I've been away from my blog longer than usual, as I was out of town for funeral services after my aunt died suddenly earlier this month. She was only 50, and she was murdered. She leaves behind a grieving husband (they were married 24 years) and nine children, ages 6 to 20. I loved my aunt and I am heartbroken for her family and deeply saddened for our extended family, who will dearly miss the love and joy she brought to our family.
It hardly seems real that she is gone. I suppose death, when unexpected, is like that: it happens so quickly with such finality that the mind has trouble catching up with what happened. It's been a couple weeks now since I got the phone call that my Aunt Renee was dead, but my shock has only just begun to lessen, even as raw sadness takes its place.
My Aunt Renee's untimely death has really impressed a few things on me, and I wanted to share two of those thoughts with you, my fellow work at home moms, freelance writers and online entrepreneurs. I hope it doesn't seem callous to talk about things of a practical nature when someone has just died. But the reality is, life keeps moving.
Make a "love drawer" for your family.

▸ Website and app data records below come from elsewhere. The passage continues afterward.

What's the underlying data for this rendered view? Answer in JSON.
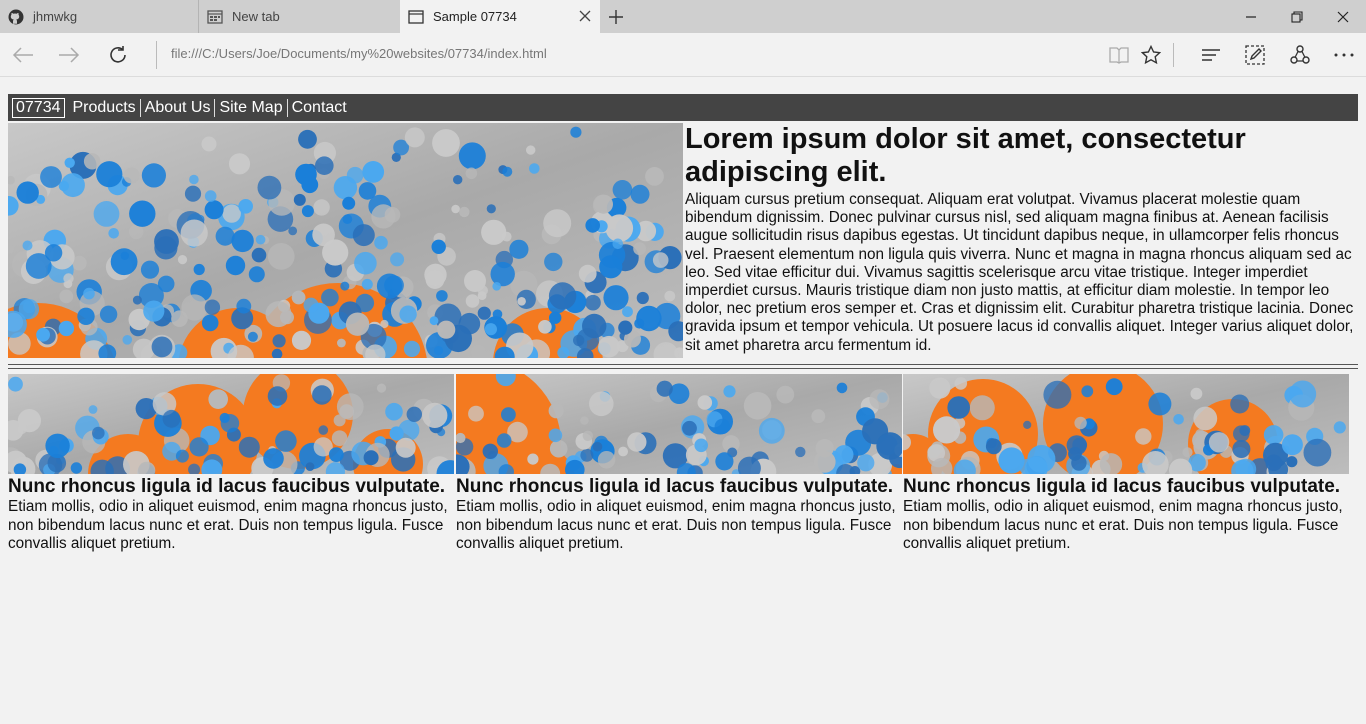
{
  "browser": {
    "tabs": [
      {
        "title": "jhmwkg",
        "icon": "github-icon"
      },
      {
        "title": "New tab",
        "icon": "new-tab-page-icon"
      },
      {
        "title": "Sample 07734",
        "icon": "page-icon",
        "active": true
      }
    ],
    "address": "file:///C:/Users/Joe/Documents/my%20websites/07734/index.html"
  },
  "site": {
    "brand": "07734",
    "nav": [
      "Products",
      "About Us",
      "Site Map",
      "Contact"
    ],
    "hero": {
      "title": "Lorem ipsum dolor sit amet, consectetur adipiscing elit.",
      "body": "Aliquam cursus pretium consequat. Aliquam erat volutpat. Vivamus placerat molestie quam bibendum dignissim. Donec pulvinar cursus nisl, sed aliquam magna finibus at. Aenean facilisis augue sollicitudin risus dapibus egestas. Ut tincidunt dapibus neque, in ullamcorper felis rhoncus vel. Praesent elementum non ligula quis viverra. Nunc et magna in magna rhoncus aliquam sed ac leo. Sed vitae efficitur dui. Vivamus sagittis scelerisque arcu vitae tristique. Integer imperdiet imperdiet cursus. Mauris tristique diam non justo mattis, at efficitur diam molestie. In tempor leo dolor, nec pretium eros semper et. Cras et dignissim elit. Curabitur pharetra tristique lacinia. Donec gravida ipsum et tempor vehicula. Ut posuere lacus id convallis aliquet. Integer varius aliquet dolor, sit amet pharetra arcu fermentum id."
    },
    "cards": [
      {
        "title": "Nunc rhoncus ligula id lacus faucibus vulputate.",
        "body": "Etiam mollis, odio in aliquet euismod, enim magna rhoncus justo, non bibendum lacus nunc et erat. Duis non tempus ligula. Fusce convallis aliquet pretium."
      },
      {
        "title": "Nunc rhoncus ligula id lacus faucibus vulputate.",
        "body": "Etiam mollis, odio in aliquet euismod, enim magna rhoncus justo, non bibendum lacus nunc et erat. Duis non tempus ligula. Fusce convallis aliquet pretium."
      },
      {
        "title": "Nunc rhoncus ligula id lacus faucibus vulputate.",
        "body": "Etiam mollis, odio in aliquet euismod, enim magna rhoncus justo, non bibendum lacus nunc et erat. Duis non tempus ligula. Fusce convallis aliquet pretium."
      }
    ]
  },
  "colors": {
    "accent_orange": "#f47a20",
    "dot_blue": "#1a7fd9",
    "dot_light_blue": "#4aa8f0",
    "nav_bg": "#444444"
  }
}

Like many moms, my Aunt Renee paid the bills and managed the finances for her family. She took care of collecting rents from their rental properties and making sure mortgages were paid. Basically, she did it all. In my family, I manage our online bill paying, debt reduction plan, and also earn an income that is primarily online. I have a system, but it's all in my head -- nothing is written down. Renee was the same way, and her sudden death leaves her devastated husband with the task of figuring out what bills are due when on top of everything else. Dave Ramsey encourages his listeners to make a "Love Drawer" for the spouse or family members you leave behind. In it should be your will, final instructions, insurance policy information, and everything your spouse needs to carry on should something happen to you. I need to do this, like, yesterday. In addition to all the bill paying, I have a couple PayPal accounts where residual earnings would keep on arriving, and affiliates who would still need to be be paid for their sales if I died .... point is, I need everything spelled out in writing, and I also want to take the time to go over it with my husband.
Be there for your children.

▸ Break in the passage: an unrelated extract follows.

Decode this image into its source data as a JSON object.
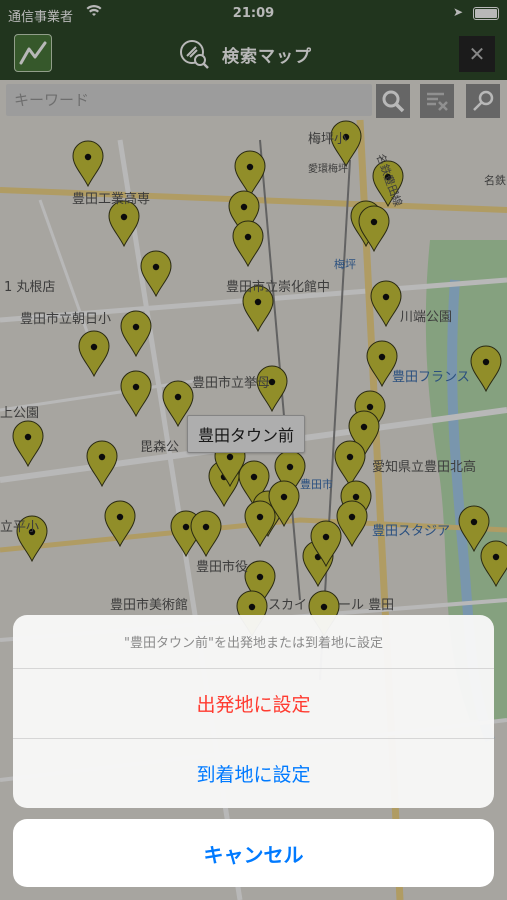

As work at home moms, we're always there for our children, right? I mean, we're here practically 24/7, they wake up to us being there and see us during the day or after school, and we tuck them in at night. But let me share with you ... my Aunt Renee had an amazing ability of truly being present for her children. I want to be like that, too. Her untimely death made me take notice; her lovely life gave me the inspiration. Too many times I'm staring at a computer screen while the kids ask me questions. I am making a huge effort to get my writing done in the wee hours of the morning or after they are in bed, so I can really be there for them during these young years of their lives. My aunt Renee was a work at home mom, too, first as a daycare owner in Alaska and then as a therapist and horsewoman in TN. Still, she put her kids first. I will, too.
My Aunt Renee loved life -- she brought fun wherever she went. She loved my uncle, she loved being a mom, and she loved her farm. She will be missed terribly, even as we remember her with joy in our sorrow.